__Exercise details__. Beginning with the first entry, print all the records exactly.

__The records__.
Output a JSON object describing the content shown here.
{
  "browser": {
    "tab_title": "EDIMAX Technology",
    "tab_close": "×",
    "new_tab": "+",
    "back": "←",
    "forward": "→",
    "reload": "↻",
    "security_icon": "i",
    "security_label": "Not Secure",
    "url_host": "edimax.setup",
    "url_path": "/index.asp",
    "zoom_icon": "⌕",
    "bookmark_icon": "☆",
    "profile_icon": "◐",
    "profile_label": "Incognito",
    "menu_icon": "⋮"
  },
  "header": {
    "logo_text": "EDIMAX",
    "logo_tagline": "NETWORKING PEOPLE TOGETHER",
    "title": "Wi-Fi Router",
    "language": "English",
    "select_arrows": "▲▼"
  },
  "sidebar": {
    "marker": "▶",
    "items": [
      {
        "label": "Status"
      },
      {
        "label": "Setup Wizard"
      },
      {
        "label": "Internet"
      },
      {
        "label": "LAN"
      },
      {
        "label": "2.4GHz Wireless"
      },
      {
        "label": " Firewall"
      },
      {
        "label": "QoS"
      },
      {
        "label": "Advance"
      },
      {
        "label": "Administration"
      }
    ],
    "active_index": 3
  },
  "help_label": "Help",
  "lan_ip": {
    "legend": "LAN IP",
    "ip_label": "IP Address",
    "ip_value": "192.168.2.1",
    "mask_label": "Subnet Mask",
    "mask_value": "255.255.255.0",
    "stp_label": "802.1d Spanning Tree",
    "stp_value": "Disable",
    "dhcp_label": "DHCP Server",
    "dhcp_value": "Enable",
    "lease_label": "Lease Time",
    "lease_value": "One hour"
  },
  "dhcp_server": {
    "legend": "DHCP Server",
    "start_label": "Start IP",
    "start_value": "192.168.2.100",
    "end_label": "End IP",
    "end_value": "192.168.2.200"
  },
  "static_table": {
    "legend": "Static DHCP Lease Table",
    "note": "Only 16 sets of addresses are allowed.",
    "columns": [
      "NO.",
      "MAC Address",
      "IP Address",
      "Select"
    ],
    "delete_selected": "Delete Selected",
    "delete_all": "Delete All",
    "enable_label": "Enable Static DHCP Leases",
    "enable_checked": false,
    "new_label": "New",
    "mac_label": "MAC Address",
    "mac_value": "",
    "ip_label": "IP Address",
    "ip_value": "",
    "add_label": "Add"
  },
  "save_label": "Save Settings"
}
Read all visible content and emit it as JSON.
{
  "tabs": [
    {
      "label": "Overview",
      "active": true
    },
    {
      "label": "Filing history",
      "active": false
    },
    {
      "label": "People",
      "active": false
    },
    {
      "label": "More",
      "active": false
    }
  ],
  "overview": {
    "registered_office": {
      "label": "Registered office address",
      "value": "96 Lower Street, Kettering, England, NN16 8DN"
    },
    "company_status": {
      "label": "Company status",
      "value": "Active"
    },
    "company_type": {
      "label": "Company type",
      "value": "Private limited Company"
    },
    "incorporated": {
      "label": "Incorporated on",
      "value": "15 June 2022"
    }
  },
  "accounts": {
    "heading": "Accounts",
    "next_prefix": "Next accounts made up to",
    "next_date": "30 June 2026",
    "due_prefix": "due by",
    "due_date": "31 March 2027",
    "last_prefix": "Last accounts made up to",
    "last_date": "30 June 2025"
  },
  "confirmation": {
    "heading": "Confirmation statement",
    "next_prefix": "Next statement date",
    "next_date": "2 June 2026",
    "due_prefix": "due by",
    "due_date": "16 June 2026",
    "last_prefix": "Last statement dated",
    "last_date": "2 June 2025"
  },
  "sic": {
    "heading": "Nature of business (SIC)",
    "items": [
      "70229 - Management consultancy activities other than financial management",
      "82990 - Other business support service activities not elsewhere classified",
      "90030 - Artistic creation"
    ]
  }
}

__Response to this exercise__.
Output a JSON object describing the content shown here.
{
  "browser": {
    "tab_title": "EDIMAX Technology",
    "tab_close": "×",
    "new_tab": "+",
    "back": "←",
    "forward": "→",
    "reload": "↻",
    "security_icon": "i",
    "security_label": "Not Secure",
    "url_host": "edimax.setup",
    "url_path": "/index.asp",
    "zoom_icon": "⌕",
    "bookmark_icon": "☆",
    "profile_icon": "◐",
    "profile_label": "Incognito",
    "menu_icon": "⋮"
  },
  "header": {
    "logo_text": "EDIMAX",
    "logo_tagline": "NETWORKING PEOPLE TOGETHER",
    "title": "Wi-Fi Router",
    "language": "English",
    "select_arrows": "▲▼"
  },
  "sidebar": {
    "marker": "▶",
    "items": [
      {
        "label": "Status"
      },
      {
        "label": "Setup Wizard"
      },
      {
        "label": "Internet"
      },
      {
        "label": "LAN"
      },
      {
        "label": "2.4GHz Wireless"
      },
      {
        "label": " Firewall"
      },
      {
        "label": "QoS"
      },
      {
        "label": "Advance"
      },
      {
        "label": "Administration"
      }
    ],
    "active_index": 3
  },
  "help_label": "Help",
  "lan_ip": {
    "legend": "LAN IP",
    "ip_label": "IP Address",
    "ip_value": "192.168.2.1",
    "mask_label": "Subnet Mask",
    "mask_value": "255.255.255.0",
    "stp_label": "802.1d Spanning Tree",
    "stp_value": "Disable",
    "dhcp_label": "DHCP Server",
    "dhcp_value": "Enable",
    "lease_label": "Lease Time",
    "lease_value": "One hour"
  },
  "dhcp_server": {
    "legend": "DHCP Server",
    "start_label": "Start IP",
    "start_value": "192.168.2.100",
    "end_label": "End IP",
    "end_value": "192.168.2.200"
  },
  "static_table": {
    "legend": "Static DHCP Lease Table",
    "note": "Only 16 sets of addresses are allowed.",
    "columns": [
      "NO.",
      "MAC Address",
      "IP Address",
      "Select"
    ],
    "delete_selected": "Delete Selected",
    "delete_all": "Delete All",
    "enable_label": "Enable Static DHCP Leases",
    "enable_checked": false,
    "new_label": "New",
    "mac_label": "MAC Address",
    "mac_value": "",
    "ip_label": "IP Address",
    "ip_value": "",
    "add_label": "Add"
  },
  "save_label": "Save Settings"
}
Read all visible content and emit it as JSON.
{
  "tabs": [
    {
      "label": "Overview",
      "active": true
    },
    {
      "label": "Filing history",
      "active": false
    },
    {
      "label": "People",
      "active": false
    },
    {
      "label": "More",
      "active": false
    }
  ],
  "overview": {
    "registered_office": {
      "label": "Registered office address",
      "value": "96 Lower Street, Kettering, England, NN16 8DN"
    },
    "company_status": {
      "label": "Company status",
      "value": "Active"
    },
    "company_type": {
      "label": "Company type",
      "value": "Private limited Company"
    },
    "incorporated": {
      "label": "Incorporated on",
      "value": "15 June 2022"
    }
  },
  "accounts": {
    "heading": "Accounts",
    "next_prefix": "Next accounts made up to",
    "next_date": "30 June 2026",
    "due_prefix": "due by",
    "due_date": "31 March 2027",
    "last_prefix": "Last accounts made up to",
    "last_date": "30 June 2025"
  },
  "confirmation": {
    "heading": "Confirmation statement",
    "next_prefix": "Next statement date",
    "next_date": "2 June 2026",
    "due_prefix": "due by",
    "due_date": "16 June 2026",
    "last_prefix": "Last statement dated",
    "last_date": "2 June 2025"
  },
  "sic": {
    "heading": "Nature of business (SIC)",
    "items": [
      "70229 - Management consultancy activities other than financial management",
      "82990 - Other business support service activities not elsewhere classified",
      "90030 - Artistic creation"
    ]
  }
}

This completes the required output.